Listen: The technology is there, but that’s not what people came to journalism for. You obtain. You collect information. People need to be heard, we need to listen not only to what they want, but to what they have heard.

Inclusion: Bring people to the table. Who is not in the room? I watch the Brexit stuff, and it’s so much like what’s going on here with the Trump supporters and the supporters of HB2.

There is so much nihilism because people feel like they’ve been left out of the process for so long, they’ve been ignored for so long. When you have been ignored for so long, you will make every effort to bring about change. I always think about the role of the media in this regard: how do we contribute to the process? How do we contribute to the solution?

If we don’t include people, we are part of the problem. It’s going to hurt us all. People don’t turn to journalism, they turn to social media when they want to know what is “really” going on, they turn to their friends, even if they don’t have all the information.

Responsibility: This is how news gets interesting and powerful. We currently have a petition asking CNN to reverse the offer made to Corey Lewandowski. We are in a strange place to target a media company. But here we have someone who created a blacklist for journalists, cut off their access, kept them in enclosures at events, and used the Secret Service to enforce them. These are all things that strike me as incredibly at odds with freedom of the press.

We try to use the power of the people to support journalism, even if it means standing up to the powers of the media that employ journalists.

Journalists are more vulnerable than ever to the efforts of private money to silence them. To mobilize the power of the people, you have to actually inspire them. This is why I see that everything is linked. We want to create a group to support the First Amendment and support journalists.

Shefali S. Kulkarni, Audience Engagement Producer, BBC News

Accessibility via language: From the BBC’s point of view, we are international but trying to appeal to an American audience. We’re trying to find a way to share news that affects Americans who have relationships all over the world: Asian Americans, Hispanics and Latinos, African Americans.

Accessibility through technology: It’s also about who can access what you share. With younger journalists dealing with pay walls, part of what I’m thinking is, if you write, what’s the best way to share it afterwards? I tell our interns, you’re not finished until the people you want to read it to have read it.

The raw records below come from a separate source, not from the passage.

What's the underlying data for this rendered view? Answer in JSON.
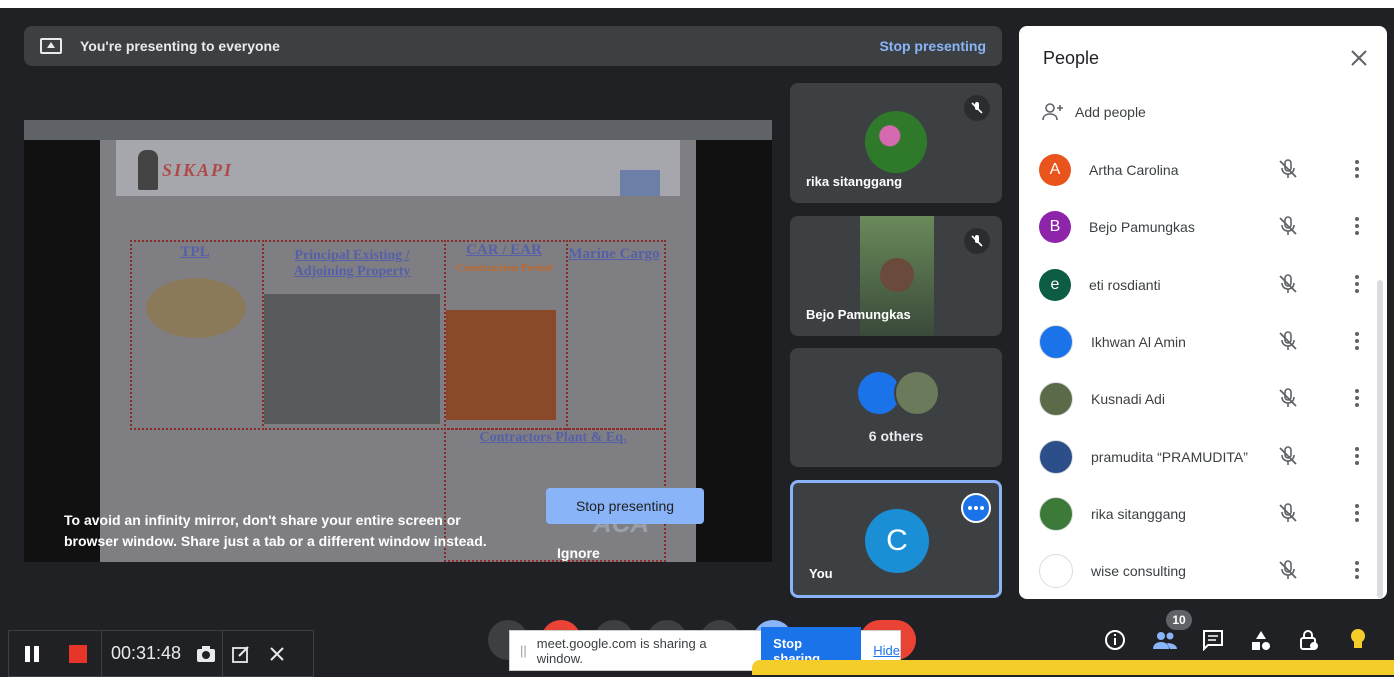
{
  "banner": {
    "text": "You're presenting to everyone",
    "stop": "Stop presenting"
  },
  "slide": {
    "logo": "SIKAPI",
    "items": [
      "TPL",
      "Principal Existing / Adjoining Property",
      "CAR / EAR",
      "Construction Period",
      "Marine Cargo",
      "Contractors Plant & Eq.",
      "ACA"
    ]
  },
  "mirror": {
    "message": "To avoid an infinity mirror, don't share your entire screen or browser window. Share just a tab or a different window instead.",
    "stop_button": "Stop presenting",
    "ignore": "Ignore"
  },
  "tiles": [
    {
      "name": "rika sitanggang"
    },
    {
      "name": "Bejo Pamungkas"
    },
    {
      "name": "6 others"
    },
    {
      "name": "You",
      "initial": "C"
    }
  ],
  "people": {
    "title": "People",
    "add": "Add people",
    "list": [
      {
        "initial": "A",
        "name": "Artha Carolina",
        "color": "#e8541c"
      },
      {
        "initial": "B",
        "name": "Bejo Pamungkas",
        "color": "#8e24aa"
      },
      {
        "initial": "e",
        "name": "eti rosdianti",
        "color": "#0d5c45"
      },
      {
        "initial": "",
        "name": "Ikhwan Al Amin",
        "color": "#1a73e8"
      },
      {
        "initial": "",
        "name": "Kusnadi Adi",
        "color": "#5b6b4a"
      },
      {
        "initial": "",
        "name": "pramudita “PRAMUDITA”",
        "color": "#2c4f8a"
      },
      {
        "initial": "",
        "name": "rika sitanggang",
        "color": "#3d7a3a"
      },
      {
        "initial": "",
        "name": "wise consulting",
        "color": "#ffffff"
      }
    ]
  },
  "recorder": {
    "time": "00:31:48"
  },
  "share_bar": {
    "text": "meet.google.com is sharing a window.",
    "stop": "Stop sharing",
    "hide": "Hide"
  },
  "participants_count": "10"
}
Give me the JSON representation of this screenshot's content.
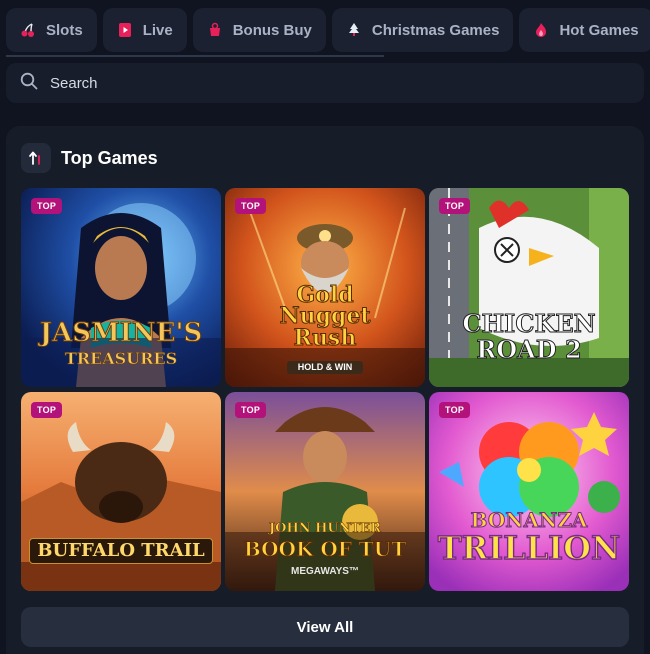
{
  "tabs": [
    {
      "label": "Slots",
      "icon": "cherries-icon"
    },
    {
      "label": "Live",
      "icon": "play-card-icon"
    },
    {
      "label": "Bonus Buy",
      "icon": "bonus-buy-icon"
    },
    {
      "label": "Christmas Games",
      "icon": "christmas-tree-icon"
    },
    {
      "label": "Hot Games",
      "icon": "flame-icon"
    }
  ],
  "search": {
    "placeholder": "Search"
  },
  "top_games": {
    "title": "Top Games",
    "badge": "TOP",
    "games": [
      {
        "line1": "JASMINE'S",
        "line2": "TREASURES"
      },
      {
        "line1": "Gold",
        "line2": "Nugget",
        "line3": "Rush",
        "line4": "HOLD & WIN"
      },
      {
        "line1": "CHICKEN",
        "line2": "ROAD 2"
      },
      {
        "line1": "BUFFALO TRAIL"
      },
      {
        "line1": "JOHN HUNTER",
        "line2": "BOOK OF TUT",
        "line3": "MEGAWAYS™"
      },
      {
        "line1": "BONANZA",
        "line2": "TRILLION"
      }
    ],
    "view_all": "View All"
  },
  "colors": {
    "accent": "#b3127a",
    "background": "#0f1420",
    "panel": "#161c28"
  }
}
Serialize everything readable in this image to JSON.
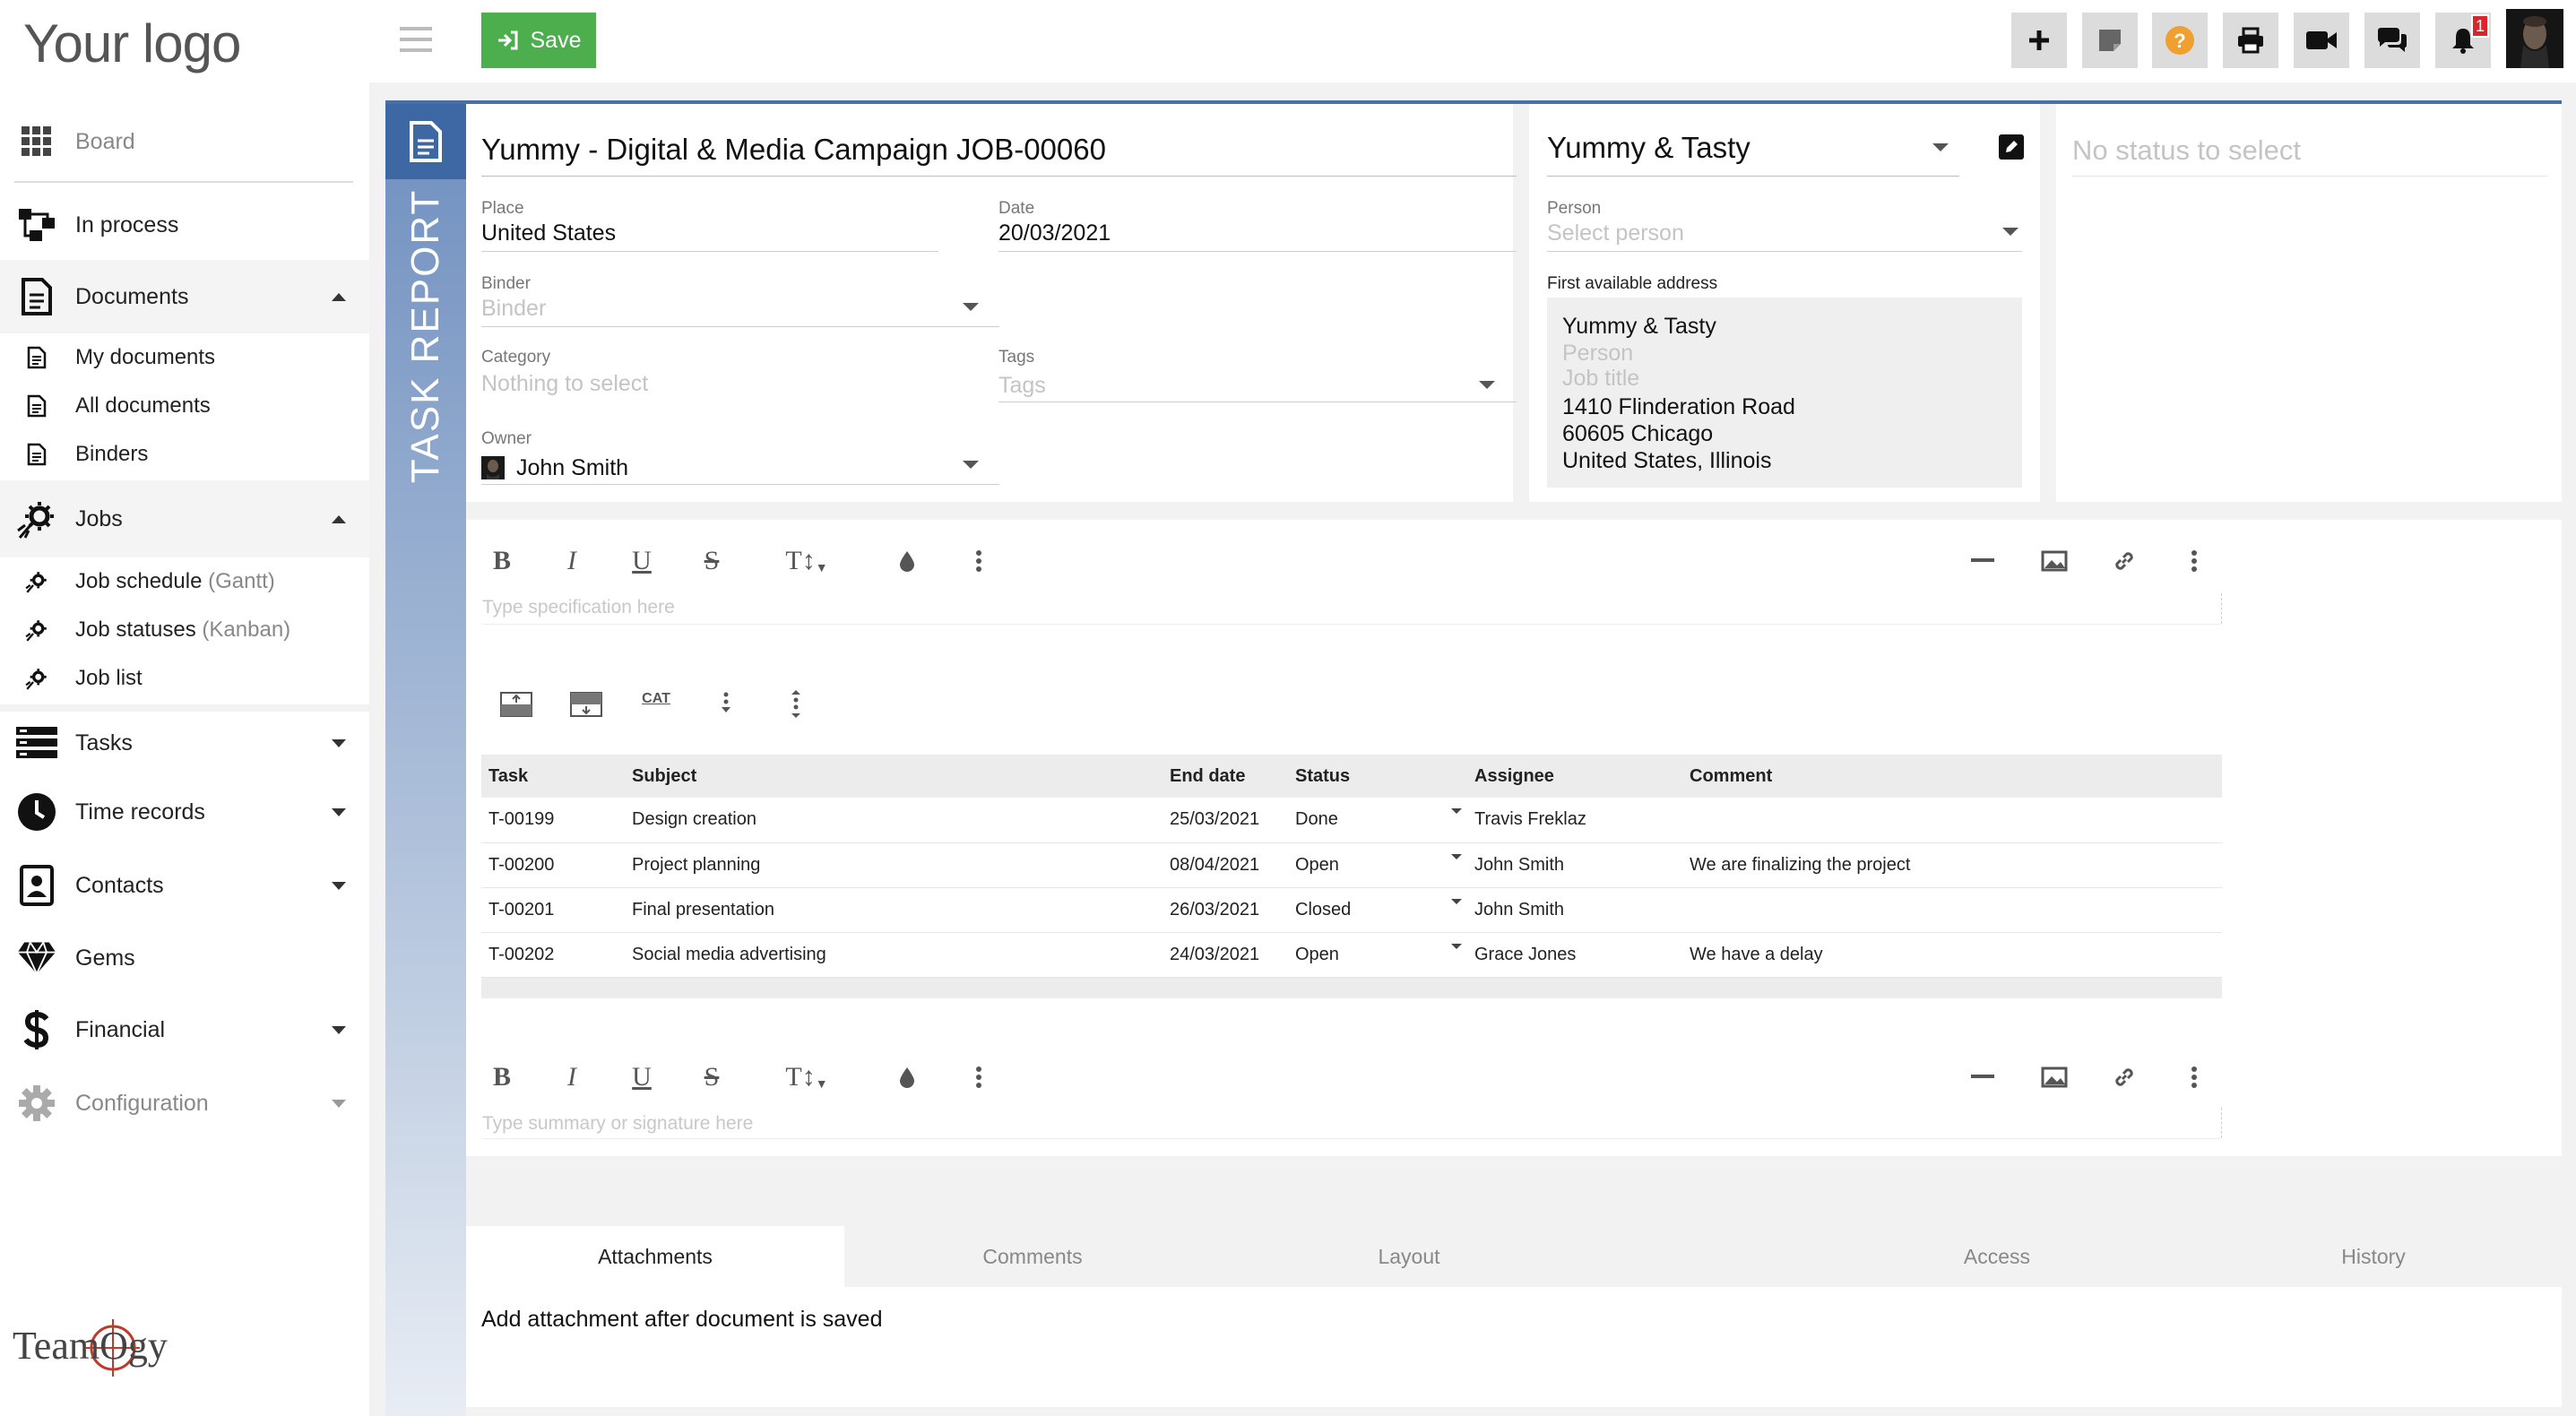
{
  "brand": {
    "logo_text": "Your logo",
    "footer_logo": "TeamOgy"
  },
  "sidebar": {
    "board": "Board",
    "in_process": "In process",
    "documents": "Documents",
    "my_documents": "My documents",
    "all_documents": "All documents",
    "binders": "Binders",
    "jobs": "Jobs",
    "job_schedule": "Job schedule",
    "job_schedule_hint": "(Gantt)",
    "job_statuses": "Job statuses",
    "job_statuses_hint": "(Kanban)",
    "job_list": "Job list",
    "tasks": "Tasks",
    "time_records": "Time records",
    "contacts": "Contacts",
    "gems": "Gems",
    "financial": "Financial",
    "configuration": "Configuration"
  },
  "toolbar": {
    "save_label": "Save",
    "notification_count": "1"
  },
  "document": {
    "vertical_title": "TASK REPORT",
    "title": "Yummy - Digital & Media Campaign JOB-00060",
    "place_label": "Place",
    "place_value": "United States",
    "date_label": "Date",
    "date_value": "20/03/2021",
    "binder_label": "Binder",
    "binder_placeholder": "Binder",
    "category_label": "Category",
    "category_placeholder": "Nothing to select",
    "tags_label": "Tags",
    "tags_placeholder": "Tags",
    "owner_label": "Owner",
    "owner_value": "John Smith"
  },
  "customer": {
    "company": "Yummy & Tasty",
    "person_label": "Person",
    "person_placeholder": "Select person",
    "address_label": "First available address",
    "address_company": "Yummy & Tasty",
    "address_person": "Person",
    "address_job_title": "Job title",
    "address_street": "1410 Flinderation Road",
    "address_city": "60605 Chicago",
    "address_country": "United States, Illinois"
  },
  "status": {
    "placeholder": "No status to select"
  },
  "editor": {
    "specification_placeholder": "Type specification here",
    "summary_placeholder": "Type summary or signature here",
    "cat_label": "CAT"
  },
  "tasks_table": {
    "headers": [
      "Task",
      "Subject",
      "End date",
      "Status",
      "Assignee",
      "Comment"
    ],
    "rows": [
      [
        "T-00199",
        "Design creation",
        "25/03/2021",
        "Done",
        "Travis Freklaz",
        ""
      ],
      [
        "T-00200",
        "Project planning",
        "08/04/2021",
        "Open",
        "John Smith",
        "We are finalizing the project"
      ],
      [
        "T-00201",
        "Final presentation",
        "26/03/2021",
        "Closed",
        "John Smith",
        ""
      ],
      [
        "T-00202",
        "Social media advertising",
        "24/03/2021",
        "Open",
        "Grace Jones",
        "We have a delay"
      ]
    ]
  },
  "tabs": [
    "Attachments",
    "Comments",
    "Layout",
    "Access",
    "History"
  ],
  "attachments": {
    "message": "Add attachment after document is saved"
  },
  "colors": {
    "accent_blue": "#3e68a3",
    "save_green": "#4cae4c",
    "help_orange": "#f0a030",
    "badge_red": "#d9262b"
  }
}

Accessibility via communities: We recently did a story about a Muslim gay man from Orlando who finally came out on the BBC. We can’t just assume he’ll read the story. We obviously have to send it to him so he can see the story he helped us with. It is connected to communities with which we are not in contact.

I will be sharing this story on Facebook groups that are connected to the gay community. But this man in the story has a whole network of people who can contribute to the conversation.

That’s why I really like sharing our content on Facebook groups. Honestly, the comments we get as a group are worth more to me than those on our site. You develop really interesting commentary and conversation, and that often leads to the development of additional sources as well.